Unfortunately, lack of strong empirical evidence tempers the company’s argument that increased world demand will stimulate good things like refinery efficiency and log-jam-ending infrastructure. Maybe if the price per barrel is right (clearly, higher than it is now) and seems predictable for more than a small period of time, refinery and infrastructure developments will be positive. But, the costs to the consumer, in this context, will be higher. It will also be higher because shale oil is tight oil and more risky and costly to drill.

Oil independence is a myth suggested by oil industry and a non-analytical media. Certainly, the oil boom and less vehicular demand have generated less imports and less dependency.

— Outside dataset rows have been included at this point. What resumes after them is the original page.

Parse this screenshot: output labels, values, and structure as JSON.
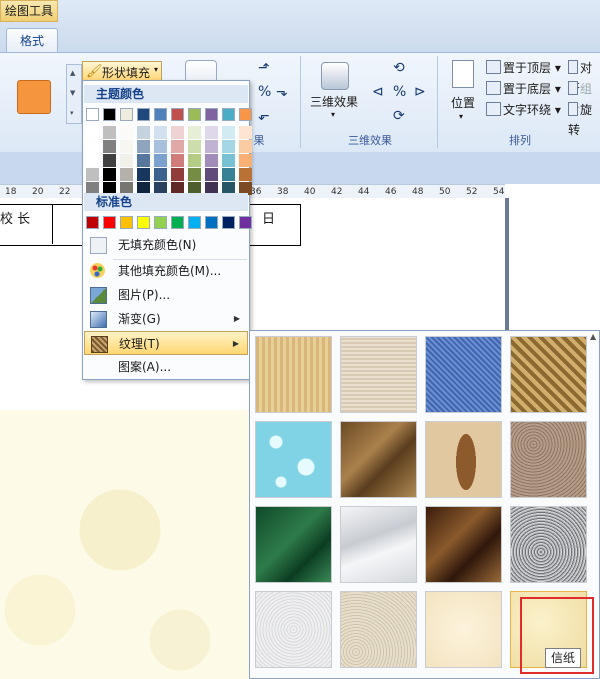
{
  "ribbon": {
    "contextual_tab": "绘图工具",
    "active_tab": "格式",
    "shape_fill_label": "形状填充",
    "groups": {
      "shadow_effects_partial": "果",
      "three_d_effects": "三维效果",
      "arrange": "排列"
    },
    "three_d_button": "三维效果",
    "position_button": "位置",
    "arrange_items": [
      "置于顶层",
      "置于底层",
      "文字环绕"
    ],
    "arrange_items_right": [
      "对齐",
      "组合",
      "旋转"
    ],
    "accent_color": "#f5963e"
  },
  "ruler": {
    "ticks": [
      "18",
      "20",
      "22",
      "36",
      "38",
      "40",
      "42",
      "44",
      "46",
      "48",
      "50",
      "52",
      "54"
    ]
  },
  "document": {
    "cell_text": "校 长",
    "cell_text_right": "日"
  },
  "fill_menu": {
    "theme_colors_header": "主题颜色",
    "standard_colors_header": "标准色",
    "theme_colors": [
      "#ffffff",
      "#000000",
      "#eeece1",
      "#1f497d",
      "#4f81bd",
      "#c0504d",
      "#9bbb59",
      "#8064a2",
      "#4bacc6",
      "#f79646"
    ],
    "standard_colors": [
      "#c00000",
      "#ff0000",
      "#ffc000",
      "#ffff00",
      "#92d050",
      "#00b050",
      "#00b0f0",
      "#0070c0",
      "#002060",
      "#7030a0"
    ],
    "items": [
      {
        "label": "无填充颜色(N)",
        "icon": "no-fill-icon"
      },
      {
        "label": "其他填充颜色(M)...",
        "icon": "palette-icon"
      },
      {
        "label": "图片(P)...",
        "icon": "picture-icon"
      },
      {
        "label": "渐变(G)",
        "icon": "gradient-icon",
        "submenu": true
      },
      {
        "label": "纹理(T)",
        "icon": "texture-icon",
        "submenu": true,
        "active": true
      },
      {
        "label": "图案(A)...",
        "icon": "pattern-icon"
      }
    ]
  },
  "texture_panel": {
    "tooltip": "信纸",
    "textures": [
      "papyrus",
      "canvas",
      "denim",
      "woven-mat",
      "water-droplets",
      "paper-bag",
      "fish-fossil",
      "sand",
      "green-marble",
      "white-marble",
      "brown-marble",
      "granite",
      "newsprint",
      "recycled-paper",
      "parchment",
      "stationery"
    ],
    "selected": "stationery"
  }
}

But we still buy nearly 300 billion dollars’ worth of oil every year to respond to need and we still produce far less than demand.

Somewhere in the dark labyrinth of each major oil company is a pumped-up (another pun), never-used, secret justification for franchise agreements impeding the sale of alternative fuels in their retail outlets. To alleviate guilt, it may go something like this: “Monopolies at the pump will allow us to make larger profits. You know we will someday soon want to give back some of the profits to consumers by lowering the price of gasoline.” If you believe this still-secret beneficence, let me sell you the Brooklyn Bridge.

There is another way to steady the gasoline market and lower consumer costs. Inexpensive conversions to allow older vehicles to use safe, cheaper and environmentally better alternative fuels (as opposed to gasoline), combined with expanded use by flex-fuel owners of alternative fuels, would add competition to the fuel market and likely reduce prices for consumers. Natural-gas-based ethanol is on the horizon and methanol, once the EPA approves, will follow, hopefully shortly thereafter. Electric cars, once costs are lower and distance on single charges is higher, will be a welcome addition to the competitive mix.